In collaboration with the 12th Annual Bellingham Human Rights Film Festival, NWIC will be showing films from Feb 16 to Feb 23. The films will be presented in the Log Building, and are free and open to the community.

The journey of the healing totem pole

Feb. 3 at noon at Northwest Indian College

photo by Deshaun Williams
Just four months ago, the healing totem pole, carved by master carver Jewell Praying Wolf James, began a cross-country journey at the historic Lummi village site of Semiahmiah, also known as Semiahmoo.

James, a member of the House of Tears Carvers of the Lummi Indian Nation, drove the totem pole by truck across the United States. During its journey, the totem pole received tribal blessings on reservations in 13 states.

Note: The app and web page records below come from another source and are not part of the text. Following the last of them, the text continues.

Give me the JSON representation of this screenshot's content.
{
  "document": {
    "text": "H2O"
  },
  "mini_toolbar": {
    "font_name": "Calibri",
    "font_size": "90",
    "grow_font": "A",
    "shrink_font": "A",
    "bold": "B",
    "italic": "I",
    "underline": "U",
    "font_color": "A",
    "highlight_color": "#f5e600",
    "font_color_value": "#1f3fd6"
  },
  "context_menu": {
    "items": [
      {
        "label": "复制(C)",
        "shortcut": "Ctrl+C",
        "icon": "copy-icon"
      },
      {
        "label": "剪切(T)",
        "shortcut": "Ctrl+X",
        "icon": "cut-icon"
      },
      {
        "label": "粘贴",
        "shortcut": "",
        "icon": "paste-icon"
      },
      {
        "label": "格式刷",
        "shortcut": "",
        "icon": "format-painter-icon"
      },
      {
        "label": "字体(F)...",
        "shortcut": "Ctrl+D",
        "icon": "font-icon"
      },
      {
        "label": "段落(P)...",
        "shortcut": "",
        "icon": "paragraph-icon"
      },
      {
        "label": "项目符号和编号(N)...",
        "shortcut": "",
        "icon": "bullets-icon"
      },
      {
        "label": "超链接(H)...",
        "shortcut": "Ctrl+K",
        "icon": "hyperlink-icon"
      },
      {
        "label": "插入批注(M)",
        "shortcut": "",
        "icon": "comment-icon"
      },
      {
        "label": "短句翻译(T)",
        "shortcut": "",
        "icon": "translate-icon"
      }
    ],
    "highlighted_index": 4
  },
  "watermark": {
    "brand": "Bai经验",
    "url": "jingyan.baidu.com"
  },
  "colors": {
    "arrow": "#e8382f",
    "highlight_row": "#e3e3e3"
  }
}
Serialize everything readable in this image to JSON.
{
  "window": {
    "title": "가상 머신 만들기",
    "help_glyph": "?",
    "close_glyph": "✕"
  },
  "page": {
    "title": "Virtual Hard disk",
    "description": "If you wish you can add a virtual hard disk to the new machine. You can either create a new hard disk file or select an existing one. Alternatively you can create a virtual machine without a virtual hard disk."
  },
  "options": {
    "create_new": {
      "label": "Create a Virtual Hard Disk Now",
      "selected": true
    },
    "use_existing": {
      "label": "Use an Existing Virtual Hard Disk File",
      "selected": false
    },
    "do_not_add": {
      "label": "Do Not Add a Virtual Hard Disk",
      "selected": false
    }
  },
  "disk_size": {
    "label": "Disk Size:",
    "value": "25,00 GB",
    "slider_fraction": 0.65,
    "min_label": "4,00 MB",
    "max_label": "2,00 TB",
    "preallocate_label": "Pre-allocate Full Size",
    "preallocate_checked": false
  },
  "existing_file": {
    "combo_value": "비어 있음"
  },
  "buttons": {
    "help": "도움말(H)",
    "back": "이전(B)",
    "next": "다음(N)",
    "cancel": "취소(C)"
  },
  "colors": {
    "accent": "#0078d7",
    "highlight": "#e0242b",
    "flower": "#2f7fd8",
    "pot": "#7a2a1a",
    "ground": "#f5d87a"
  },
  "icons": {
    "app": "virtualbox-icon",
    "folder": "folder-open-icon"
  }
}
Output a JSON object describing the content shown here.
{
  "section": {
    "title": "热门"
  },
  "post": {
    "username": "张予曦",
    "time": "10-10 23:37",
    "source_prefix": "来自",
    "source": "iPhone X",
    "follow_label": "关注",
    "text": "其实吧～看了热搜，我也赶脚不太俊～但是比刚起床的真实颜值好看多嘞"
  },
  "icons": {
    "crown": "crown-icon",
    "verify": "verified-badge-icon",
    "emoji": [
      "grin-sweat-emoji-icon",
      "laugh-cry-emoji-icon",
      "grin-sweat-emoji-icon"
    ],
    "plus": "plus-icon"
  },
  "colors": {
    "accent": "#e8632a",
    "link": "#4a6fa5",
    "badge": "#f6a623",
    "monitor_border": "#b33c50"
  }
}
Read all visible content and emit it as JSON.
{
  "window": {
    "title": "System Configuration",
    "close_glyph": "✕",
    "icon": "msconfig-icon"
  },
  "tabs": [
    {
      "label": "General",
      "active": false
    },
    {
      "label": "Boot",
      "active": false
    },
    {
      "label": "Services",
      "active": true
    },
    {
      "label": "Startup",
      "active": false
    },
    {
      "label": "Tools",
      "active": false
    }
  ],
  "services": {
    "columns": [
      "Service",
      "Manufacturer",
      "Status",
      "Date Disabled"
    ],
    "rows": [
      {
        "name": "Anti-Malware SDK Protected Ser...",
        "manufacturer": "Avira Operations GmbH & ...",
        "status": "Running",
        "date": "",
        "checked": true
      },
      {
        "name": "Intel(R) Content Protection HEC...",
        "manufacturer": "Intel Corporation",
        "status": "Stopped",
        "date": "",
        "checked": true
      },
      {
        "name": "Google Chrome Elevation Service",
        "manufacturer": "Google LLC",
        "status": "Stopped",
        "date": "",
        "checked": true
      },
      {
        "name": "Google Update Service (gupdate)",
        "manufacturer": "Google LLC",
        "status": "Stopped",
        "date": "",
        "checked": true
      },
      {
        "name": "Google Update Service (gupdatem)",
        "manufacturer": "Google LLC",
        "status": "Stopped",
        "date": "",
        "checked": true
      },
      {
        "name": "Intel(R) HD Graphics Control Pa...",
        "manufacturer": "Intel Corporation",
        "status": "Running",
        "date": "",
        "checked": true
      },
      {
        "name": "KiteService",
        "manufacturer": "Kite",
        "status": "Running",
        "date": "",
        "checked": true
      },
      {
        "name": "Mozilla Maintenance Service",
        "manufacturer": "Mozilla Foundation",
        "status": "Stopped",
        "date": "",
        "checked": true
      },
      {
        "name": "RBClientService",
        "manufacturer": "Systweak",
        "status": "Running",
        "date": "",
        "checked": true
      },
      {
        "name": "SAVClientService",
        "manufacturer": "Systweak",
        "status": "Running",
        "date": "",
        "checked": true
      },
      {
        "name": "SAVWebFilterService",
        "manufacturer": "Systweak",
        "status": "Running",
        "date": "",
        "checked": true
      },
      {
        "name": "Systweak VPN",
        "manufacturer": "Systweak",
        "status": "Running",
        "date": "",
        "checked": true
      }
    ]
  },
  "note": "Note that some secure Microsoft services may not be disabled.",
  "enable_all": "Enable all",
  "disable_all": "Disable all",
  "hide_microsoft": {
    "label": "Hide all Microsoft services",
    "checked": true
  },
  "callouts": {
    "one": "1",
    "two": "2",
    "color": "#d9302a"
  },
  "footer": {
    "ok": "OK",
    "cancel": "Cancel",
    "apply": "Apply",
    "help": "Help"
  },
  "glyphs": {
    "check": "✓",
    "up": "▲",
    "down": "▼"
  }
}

Today, the healing totem pole – carved with stories of healing, hope and knowledge – stands at the National Library of Medicine just outside of Washington, D.C., in Bethesda, Maryland.

NWIC continues campus expansion

Site work has begun for four new buildings

An excavator works to prepare four acres of campus grounds for four new buildings. The site work began on Lummi campus in mid January.

Two large excavators are shaking the ground of Northwest Indian College’s main campus to prepare four acres for more new buildings. Site work for the four buildings began mid January as part of NWIC’s $44 million capital campaign.

Site work is projected to be completed by May 2012, said Jay Conway, NWIC construction manager. Shortly after that, construction will begin on the first of the four buildings, the Salish Sea Research Center – an American Recovery and Reinvestment Act project.

The research facility is expected to cost $2.2 million, $1.5 million of which will be paid for by a grant from the National Science Foundation.

Native Arts & Cultures Fund awards NWIC event

Weavers Teaching Weavers receives $14,000 grant

Northwest Indian College’s (NWIC) Weavers Teaching Weavers annual event was recently awarded $14,000 by the Native Arts & Cultures Funds.

Grant funds will help cover some event costs, including hosting master weaver teachers, event supplies and food.

The Native Arts and Cultures Foundation (NACF) awarded grants to 28 American Indian, Alaska Native and Native Hawaiian artists and organizations in 15 states, including three in Washington. This year’s grant sizes ranged from $10,000 to $40,000, with a total allocation of $510,000 which is up from $394,319 in 2010.

Snow Update: NWIC closed Jan. 20 due to inclement weather

Northwest Indian College's Lummi campus and Muckleshoot, Swinomish, Port Gamble S'Klallam and Tulalip sites are closed again Friday, Jan. 20, due to inclement weather. 

Open mic tonight at NWIC Tulalip

Northwest Indian College’s Tulalip site will host an open mic tonight, Friday the 13th, for students and community members to showcase their talents.

The event will take place from 6 p.m. to 9 p.m. in room 162 of the Tulalip Tribal Administration Building, 6406 Marine Drive in Tulalip, and is free and open to everyone and any type of talent.  Performers can sign up as they arrive. 

Event canceled: NWIC celebrates MLK Jr.

The event below is canceled due to inclement weather.

“Almost always, the creative dedicated minority has made the world better,” Martin Luther King Jr.

MLK Jr.’s birthday will be celebrated a couple of days late at Northwest Indian College (NWIC).

On Jan. 17, door prizes will be offered and pizza will be served when NWIC’s Indigenous Service Learning Center honors King’s life with a free event that will include a variety of speakers from 3 p.m. to 7 p.m. in the Log Building on main campus.